* **What is needed**: Go through the entries below and say how many lines contain the string "this"; write only that number.

* **Data extract**:
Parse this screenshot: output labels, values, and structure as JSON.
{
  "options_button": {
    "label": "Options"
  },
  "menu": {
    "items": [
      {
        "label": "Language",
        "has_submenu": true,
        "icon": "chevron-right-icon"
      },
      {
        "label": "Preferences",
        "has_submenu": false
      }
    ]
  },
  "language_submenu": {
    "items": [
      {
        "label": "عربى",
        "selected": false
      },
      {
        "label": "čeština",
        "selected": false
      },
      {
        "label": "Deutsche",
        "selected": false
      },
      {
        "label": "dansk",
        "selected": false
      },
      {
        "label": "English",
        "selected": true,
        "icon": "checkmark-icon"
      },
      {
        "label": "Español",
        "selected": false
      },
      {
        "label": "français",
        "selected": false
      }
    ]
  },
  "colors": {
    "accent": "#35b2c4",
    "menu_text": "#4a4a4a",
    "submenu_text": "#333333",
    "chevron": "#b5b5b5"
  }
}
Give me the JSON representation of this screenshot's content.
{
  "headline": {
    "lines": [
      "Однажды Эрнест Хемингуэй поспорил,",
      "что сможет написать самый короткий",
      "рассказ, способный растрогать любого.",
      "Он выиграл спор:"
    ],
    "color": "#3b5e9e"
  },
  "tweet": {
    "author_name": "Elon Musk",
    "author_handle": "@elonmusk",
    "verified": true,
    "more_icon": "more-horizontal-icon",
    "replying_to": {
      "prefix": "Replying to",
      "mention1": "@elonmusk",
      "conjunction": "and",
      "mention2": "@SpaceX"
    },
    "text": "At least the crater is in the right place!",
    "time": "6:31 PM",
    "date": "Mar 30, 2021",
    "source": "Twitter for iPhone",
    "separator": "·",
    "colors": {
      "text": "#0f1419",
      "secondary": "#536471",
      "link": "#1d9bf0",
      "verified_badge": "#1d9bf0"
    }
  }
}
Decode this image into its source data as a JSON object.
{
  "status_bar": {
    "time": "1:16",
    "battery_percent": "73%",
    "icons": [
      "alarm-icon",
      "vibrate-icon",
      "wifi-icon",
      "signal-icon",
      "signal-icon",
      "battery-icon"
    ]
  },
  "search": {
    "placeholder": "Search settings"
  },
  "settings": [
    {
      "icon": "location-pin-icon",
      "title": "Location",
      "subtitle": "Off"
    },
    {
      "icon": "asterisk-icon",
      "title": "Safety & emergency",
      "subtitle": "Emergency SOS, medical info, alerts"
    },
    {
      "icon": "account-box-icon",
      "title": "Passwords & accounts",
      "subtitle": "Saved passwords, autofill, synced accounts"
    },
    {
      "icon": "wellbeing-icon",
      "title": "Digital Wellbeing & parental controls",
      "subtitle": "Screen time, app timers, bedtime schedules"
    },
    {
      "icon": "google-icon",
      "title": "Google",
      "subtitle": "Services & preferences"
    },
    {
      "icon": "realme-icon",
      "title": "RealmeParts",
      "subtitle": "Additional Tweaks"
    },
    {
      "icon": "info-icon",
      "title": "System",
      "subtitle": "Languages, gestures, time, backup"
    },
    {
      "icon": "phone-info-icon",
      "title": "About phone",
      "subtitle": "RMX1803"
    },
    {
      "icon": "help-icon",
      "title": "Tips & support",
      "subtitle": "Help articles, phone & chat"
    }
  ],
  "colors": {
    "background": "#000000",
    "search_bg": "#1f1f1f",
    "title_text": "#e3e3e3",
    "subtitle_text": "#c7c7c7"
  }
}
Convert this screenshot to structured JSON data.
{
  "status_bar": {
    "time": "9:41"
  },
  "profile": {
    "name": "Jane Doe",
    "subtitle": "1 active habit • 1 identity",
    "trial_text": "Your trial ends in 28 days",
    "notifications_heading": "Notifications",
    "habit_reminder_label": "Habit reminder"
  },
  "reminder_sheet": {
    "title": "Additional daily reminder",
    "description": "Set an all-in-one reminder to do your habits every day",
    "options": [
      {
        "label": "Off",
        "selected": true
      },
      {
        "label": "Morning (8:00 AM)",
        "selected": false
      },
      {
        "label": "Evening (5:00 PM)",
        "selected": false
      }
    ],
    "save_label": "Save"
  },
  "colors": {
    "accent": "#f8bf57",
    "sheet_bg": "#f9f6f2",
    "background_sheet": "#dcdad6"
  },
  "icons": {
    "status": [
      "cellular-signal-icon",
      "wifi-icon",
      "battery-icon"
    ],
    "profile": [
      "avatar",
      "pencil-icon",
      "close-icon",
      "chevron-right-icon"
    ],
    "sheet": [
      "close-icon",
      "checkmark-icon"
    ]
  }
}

* **Answer section**: 4